- Rudimental headlined the second night with drum and bass, mashing electronic drums with live brass, saxophone and vocals. With the hypeman constantly pumping up the crowd, the energy is intense on and off stage: you can see a group B-boying in the fields before a crowd of young kids joined in.
- The local reggae juggernaut, Sriracha Rockers closed the weekend for Farm Stage with chilling vocals and powerful songs.
- We unfortunately missed Liana La Havas – but as with all other headliners, we watched her soundcheck earlier in the day. Her soulful vocals were so incredible she drew in a crowd despite the sun. As people cheered, she said to soundcheck: “they seem to like it, so I’m happy, if that’s ok with you.” Yes Liana – we’re happy, and you’re more than ok for us.
Things to do
Aside from the music and party which last pretty much the whole weekend, you can wander into any of the huge selection of art and music workshops, yoga and Thai kickboxing classes, free-running and zumba sessions, eco-conscious documentaries and talks, or just wander into a corner to find something marvellous to marvel at. Spend your afternoon honey tasting before delving into natural tie-dyeing, and amaze yourself with a talk on the future of art within the next hour.
Notable fun things
- Sit in a boob at Back to the Breast: an organic, inflatable little nook with nipples on top.
- Watch a graphic novel inspired shadow puppet show at Moon by Sight and Storm.
- Get your makeup done for free at NYX cosmetic’s booth (ask for artist Sugar if you can – she’s amazing).
- Join a daily power nap session.
- Eat everything. From traditional Thai street food to innovative international concoctions, everything tastes amazing.
- Enjoy the peace of wind chimes at Wonder Lily Island.
- Get down and funky with Thai traditional folk-rock at Molam Bus
- Take a ride on a horsebike. How great are these. Seriously.

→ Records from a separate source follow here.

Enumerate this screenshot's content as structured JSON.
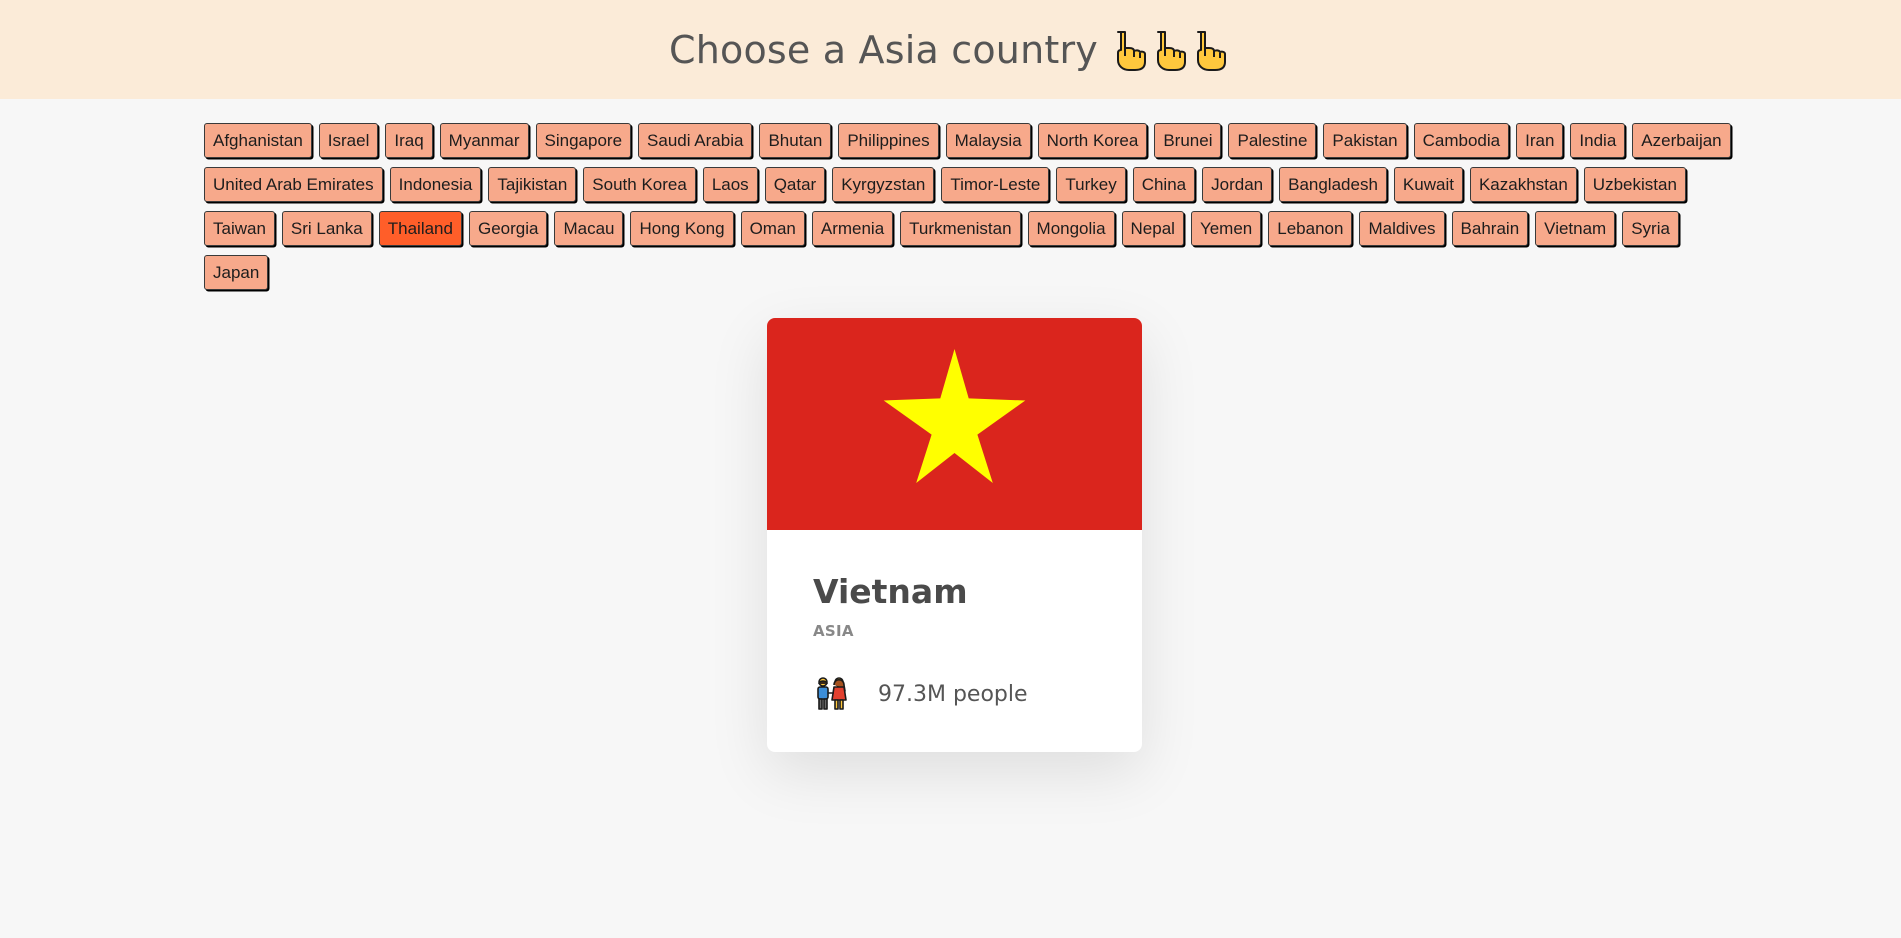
{
  "header": {
    "title": "Choose a Asia country",
    "icons": [
      "pointing-hand-icon",
      "pointing-hand-icon",
      "pointing-hand-icon"
    ]
  },
  "countries": {
    "row1": [
      "Afghanistan",
      "Israel",
      "Iraq",
      "Myanmar",
      "Singapore",
      "Saudi Arabia",
      "Bhutan",
      "Philippines",
      "Malaysia",
      "North Korea",
      "Brunei",
      "Palestine",
      "Pakistan",
      "Cambodia",
      "Iran",
      "India",
      "Azerbaijan"
    ],
    "row2": [
      "United Arab Emirates",
      "Indonesia",
      "Tajikistan",
      "South Korea",
      "Laos",
      "Qatar",
      "Kyrgyzstan",
      "Timor-Leste",
      "Turkey",
      "China",
      "Jordan",
      "Bangladesh",
      "Kuwait",
      "Kazakhstan",
      "Uzbekistan"
    ],
    "row3": [
      "Taiwan",
      "Sri Lanka",
      "Thailand",
      "Georgia",
      "Macau",
      "Hong Kong",
      "Oman",
      "Armenia",
      "Turkmenistan",
      "Mongolia",
      "Nepal",
      "Yemen",
      "Lebanon",
      "Maldives",
      "Bahrain",
      "Vietnam",
      "Syria"
    ],
    "row4": [
      "Japan"
    ],
    "active": "Thailand"
  },
  "card": {
    "name": "Vietnam",
    "region": "ASIA",
    "population": "97.3M people",
    "flag": {
      "icon": "vietnam-flag",
      "background": "#da251d",
      "star": "#ffff00"
    },
    "people_icon": "people-holding-hands-icon"
  },
  "colors": {
    "header_bg": "#fbebd8",
    "button_bg": "#f7a98b",
    "button_active_bg": "#ff5e29",
    "page_bg": "#f7f7f7"
  }
}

One-of-a-kind, somehow in Asia
So what makes Wonderfruit special? A multitude of things that cannot be contained in one review. Though sometimes described as Asia’s Burning Man, the intimate crowd and distinct Thai character gives this festival its own unique identity, and draws in attendees from all over the continent and beyond. It is refreshingly radical yet humble, grandiose yet welcoming, unlike anything we’ve experienced on this side of the globe. We’re already counting down the days until the next time this Wonderland wondrously appears in December.